First as a chief cameraman, moviemaker, than actor, Jean-Pierre Bertrand, fancied cinema. Since the seventies, Bertrand has incorporated his interest of cinema into his work and developed a mixing of photography, movies, writing, painting, drawings on recycled papers, neons and installations.
His work is radiant and arduos, but you can get into it without a key. "Reading and studying all of what has been written on my work is not necessary. You just need to be without any intention to communicate with it, to let what lies in everyone come out and reveal what the unique and the substance are." The origin of his inspirations remains a mistery.

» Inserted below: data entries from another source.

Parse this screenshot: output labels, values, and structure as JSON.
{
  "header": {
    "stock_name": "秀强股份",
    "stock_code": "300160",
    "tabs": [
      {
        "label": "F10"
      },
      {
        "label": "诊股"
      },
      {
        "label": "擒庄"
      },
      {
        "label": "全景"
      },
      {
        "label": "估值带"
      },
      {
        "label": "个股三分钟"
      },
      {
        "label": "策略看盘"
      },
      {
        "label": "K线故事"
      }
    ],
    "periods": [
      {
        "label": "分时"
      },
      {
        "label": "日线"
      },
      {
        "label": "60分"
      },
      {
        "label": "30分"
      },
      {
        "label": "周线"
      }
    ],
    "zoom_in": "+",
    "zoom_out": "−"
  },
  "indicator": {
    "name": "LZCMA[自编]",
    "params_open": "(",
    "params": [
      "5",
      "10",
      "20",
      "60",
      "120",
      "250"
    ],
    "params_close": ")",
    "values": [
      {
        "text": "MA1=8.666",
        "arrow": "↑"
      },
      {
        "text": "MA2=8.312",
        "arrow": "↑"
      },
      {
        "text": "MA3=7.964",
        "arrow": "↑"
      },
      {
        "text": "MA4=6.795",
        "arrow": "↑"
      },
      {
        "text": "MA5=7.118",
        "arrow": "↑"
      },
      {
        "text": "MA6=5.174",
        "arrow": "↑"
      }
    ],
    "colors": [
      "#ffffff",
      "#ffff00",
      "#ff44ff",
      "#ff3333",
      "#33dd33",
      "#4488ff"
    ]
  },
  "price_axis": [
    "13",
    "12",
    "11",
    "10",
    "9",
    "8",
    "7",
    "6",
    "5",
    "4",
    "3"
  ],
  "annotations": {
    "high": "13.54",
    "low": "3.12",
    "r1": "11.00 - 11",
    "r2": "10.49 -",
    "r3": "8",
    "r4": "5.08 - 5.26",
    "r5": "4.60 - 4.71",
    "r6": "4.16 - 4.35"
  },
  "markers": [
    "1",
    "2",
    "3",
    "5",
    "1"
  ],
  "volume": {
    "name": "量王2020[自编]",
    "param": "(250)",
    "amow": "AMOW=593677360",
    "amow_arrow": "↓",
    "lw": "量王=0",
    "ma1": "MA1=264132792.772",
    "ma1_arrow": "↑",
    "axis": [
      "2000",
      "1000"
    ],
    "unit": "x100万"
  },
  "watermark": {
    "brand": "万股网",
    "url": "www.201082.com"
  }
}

Here, the artpiece will be Robinson Crusoe's Island: salt, lemon, honey create the mineral, the plant, the animal and the number 54.
Bertrand's paintings follow strict rules of measurements, appellations, materials and colors. Framed, set in a steel angle or under a plexiglass, they stand as the witnesses of a transparent body. The paper is altered by being washed, soaked, nourished by lemon, honey and salt, then worked with red coagulating acrylic or Flemish medium giving it some transparency.

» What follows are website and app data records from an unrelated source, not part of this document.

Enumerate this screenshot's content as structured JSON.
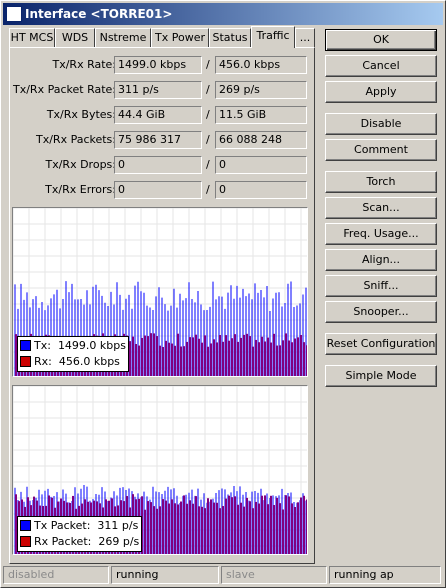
{
  "window": {
    "title": "Interface <TORRE01>"
  },
  "tabs": [
    {
      "label": "HT MCS"
    },
    {
      "label": "WDS"
    },
    {
      "label": "Nstreme"
    },
    {
      "label": "Tx Power"
    },
    {
      "label": "Status"
    },
    {
      "label": "Traffic",
      "active": true
    },
    {
      "label": "..."
    }
  ],
  "stats": {
    "rate": {
      "label": "Tx/Rx Rate:",
      "tx": "1499.0 kbps",
      "rx": "456.0 kbps"
    },
    "packet_rate": {
      "label": "Tx/Rx Packet Rate:",
      "tx": "311 p/s",
      "rx": "269 p/s"
    },
    "bytes": {
      "label": "Tx/Rx Bytes:",
      "tx": "44.4 GiB",
      "rx": "11.5 GiB"
    },
    "packets": {
      "label": "Tx/Rx Packets:",
      "tx": "75 986 317",
      "rx": "66 088 248"
    },
    "drops": {
      "label": "Tx/Rx Drops:",
      "tx": "0",
      "rx": "0"
    },
    "errors": {
      "label": "Tx/Rx Errors:",
      "tx": "0",
      "rx": "0"
    },
    "separator": "/"
  },
  "graph1": {
    "legend": {
      "tx_label": "Tx:",
      "tx_value": "1499.0 kbps",
      "rx_label": "Rx:",
      "rx_value": "456.0 kbps"
    }
  },
  "graph2": {
    "legend": {
      "tx_label": "Tx Packet:",
      "tx_value": "311 p/s",
      "rx_label": "Rx Packet:",
      "rx_value": "269 p/s"
    }
  },
  "colors": {
    "tx": "#0000ff",
    "rx": "#cc0000",
    "rx_fill": "#800080"
  },
  "buttons": {
    "ok": "OK",
    "cancel": "Cancel",
    "apply": "Apply",
    "disable": "Disable",
    "comment": "Comment",
    "torch": "Torch",
    "scan": "Scan...",
    "freq_usage": "Freq. Usage...",
    "align": "Align...",
    "sniff": "Sniff...",
    "snooper": "Snooper...",
    "reset_config": "Reset Configuration",
    "simple_mode": "Simple Mode"
  },
  "statusbar": {
    "s1": "disabled",
    "s2": "running",
    "s3": "slave",
    "s4": "running ap"
  }
}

Bertrand's work has been seen at Centre Georges-Pompidou, Paris, MAMVP, Paris, Musée Picasso, Antibes, Carré d'Art, Nîmes, Documenta, Kassel. He represented France at the Venice Biennal in 1999. Present in either private or public collections he realized public procurements for the National Library of France, Paris and stained-glass windows for the Bourg-Saint-Andéol Chapel.
Publisher: METTRAY éditions
ISBN 978-2-9544096-0-353 €